Saturday, October 25, 2008

Spending our time in worlds that don't exist

Paul Bloom has a fascinating article in the most recent issue of The Atlantic that touches on libertarian paternalism, behavioral economics, pigeons, Walt Whitman, and gambling addiction. One of the most interesting sections is where he discusses how much time we spend in existences we know to be not real,
... The most common leisure activity is not sex, eating, drinking, drug use, socializing, sports, or being with the ones we love. It is, by a long shot, participating in experiences we know are not real—reading novels, watching movies and TV, daydreaming, and so forth. Enjoying fiction requires a shift in selfhood. You give up your own identity and try on the identities of other people, adopting their perspectives so as to share their experiences.
There are currently more ways to live in unreal worlds than at any other point in history. This doesn't mean that modern man necessarily spends more time unreal worlds than in previous eras. Indeed, it'd be hard to measure how much people in the 1700s daydreamed without a time machine that doubles as a giant fMRI. But I'd expect that yes, our society currently spends more time in unreal worlds than previous generations.

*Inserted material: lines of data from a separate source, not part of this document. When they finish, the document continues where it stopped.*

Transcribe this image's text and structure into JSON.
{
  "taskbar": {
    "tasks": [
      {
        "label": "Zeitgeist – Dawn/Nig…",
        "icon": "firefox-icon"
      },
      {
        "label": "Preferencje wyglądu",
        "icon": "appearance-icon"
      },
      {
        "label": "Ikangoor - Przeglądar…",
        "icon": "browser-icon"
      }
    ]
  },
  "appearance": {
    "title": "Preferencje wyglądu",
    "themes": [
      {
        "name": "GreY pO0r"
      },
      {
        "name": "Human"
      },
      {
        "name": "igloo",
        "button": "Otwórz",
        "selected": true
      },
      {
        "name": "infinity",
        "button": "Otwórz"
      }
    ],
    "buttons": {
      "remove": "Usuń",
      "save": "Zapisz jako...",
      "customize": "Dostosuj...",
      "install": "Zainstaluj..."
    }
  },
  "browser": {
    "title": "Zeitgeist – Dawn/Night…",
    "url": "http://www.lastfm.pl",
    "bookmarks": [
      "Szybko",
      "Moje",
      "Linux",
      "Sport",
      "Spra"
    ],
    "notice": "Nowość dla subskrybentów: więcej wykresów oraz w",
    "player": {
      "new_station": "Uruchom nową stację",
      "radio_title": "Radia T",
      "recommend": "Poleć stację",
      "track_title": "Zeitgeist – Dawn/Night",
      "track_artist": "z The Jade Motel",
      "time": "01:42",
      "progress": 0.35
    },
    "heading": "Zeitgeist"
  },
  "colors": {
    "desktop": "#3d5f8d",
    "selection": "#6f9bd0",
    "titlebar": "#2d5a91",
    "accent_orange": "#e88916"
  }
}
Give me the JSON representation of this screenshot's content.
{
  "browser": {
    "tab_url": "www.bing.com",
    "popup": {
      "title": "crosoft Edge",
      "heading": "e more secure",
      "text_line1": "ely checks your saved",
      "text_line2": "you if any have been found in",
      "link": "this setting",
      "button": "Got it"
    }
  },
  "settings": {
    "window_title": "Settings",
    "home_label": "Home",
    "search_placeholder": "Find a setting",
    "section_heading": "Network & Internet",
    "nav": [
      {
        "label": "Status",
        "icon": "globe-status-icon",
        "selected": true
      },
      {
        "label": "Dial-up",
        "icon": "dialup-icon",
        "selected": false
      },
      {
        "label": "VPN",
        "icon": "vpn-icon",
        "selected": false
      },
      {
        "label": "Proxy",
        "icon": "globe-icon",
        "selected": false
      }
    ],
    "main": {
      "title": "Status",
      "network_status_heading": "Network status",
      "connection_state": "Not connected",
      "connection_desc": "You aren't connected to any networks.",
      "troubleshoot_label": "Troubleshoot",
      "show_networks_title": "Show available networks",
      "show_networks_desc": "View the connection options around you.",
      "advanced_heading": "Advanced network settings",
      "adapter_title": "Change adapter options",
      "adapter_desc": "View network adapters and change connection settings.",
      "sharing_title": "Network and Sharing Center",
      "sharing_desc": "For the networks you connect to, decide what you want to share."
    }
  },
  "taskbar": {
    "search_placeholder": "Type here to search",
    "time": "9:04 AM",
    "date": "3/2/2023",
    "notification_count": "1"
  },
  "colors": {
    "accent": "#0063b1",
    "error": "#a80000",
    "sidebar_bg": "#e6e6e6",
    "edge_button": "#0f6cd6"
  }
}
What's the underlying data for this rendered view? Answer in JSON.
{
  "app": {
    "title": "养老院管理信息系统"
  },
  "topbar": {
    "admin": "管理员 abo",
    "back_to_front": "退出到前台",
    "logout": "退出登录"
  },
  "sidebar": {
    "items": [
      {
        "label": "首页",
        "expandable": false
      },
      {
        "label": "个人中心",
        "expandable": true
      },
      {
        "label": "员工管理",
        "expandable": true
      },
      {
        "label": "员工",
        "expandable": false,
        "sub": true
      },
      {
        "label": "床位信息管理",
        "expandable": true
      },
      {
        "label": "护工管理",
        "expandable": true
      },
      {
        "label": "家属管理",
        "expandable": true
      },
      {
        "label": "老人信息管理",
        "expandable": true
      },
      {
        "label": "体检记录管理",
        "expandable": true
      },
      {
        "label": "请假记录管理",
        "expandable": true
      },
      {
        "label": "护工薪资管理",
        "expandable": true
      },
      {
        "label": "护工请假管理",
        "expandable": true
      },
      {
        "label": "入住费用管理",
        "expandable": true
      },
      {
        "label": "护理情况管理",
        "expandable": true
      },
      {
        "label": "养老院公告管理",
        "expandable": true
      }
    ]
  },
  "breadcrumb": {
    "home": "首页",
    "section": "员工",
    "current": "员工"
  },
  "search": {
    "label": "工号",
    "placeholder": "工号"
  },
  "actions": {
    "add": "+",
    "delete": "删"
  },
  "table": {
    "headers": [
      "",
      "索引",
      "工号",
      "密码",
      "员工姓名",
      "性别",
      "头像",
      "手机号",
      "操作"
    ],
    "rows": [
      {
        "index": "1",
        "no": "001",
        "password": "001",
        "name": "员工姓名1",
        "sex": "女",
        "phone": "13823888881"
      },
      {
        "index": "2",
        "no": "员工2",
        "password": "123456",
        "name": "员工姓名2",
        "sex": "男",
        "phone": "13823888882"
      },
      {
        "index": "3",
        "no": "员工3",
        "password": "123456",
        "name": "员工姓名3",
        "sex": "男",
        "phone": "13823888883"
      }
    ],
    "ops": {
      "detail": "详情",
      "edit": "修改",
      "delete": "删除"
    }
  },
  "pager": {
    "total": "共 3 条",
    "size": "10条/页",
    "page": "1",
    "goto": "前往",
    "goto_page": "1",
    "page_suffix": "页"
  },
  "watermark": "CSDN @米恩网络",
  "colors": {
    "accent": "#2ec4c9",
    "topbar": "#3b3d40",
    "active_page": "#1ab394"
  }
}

Should we as a society attempt to reverse this trend? That's where the libertarian paternalism comes into play. How can we do so without invading people's private lives? That's where the behavioral economics comes into play. What a curious world we live in.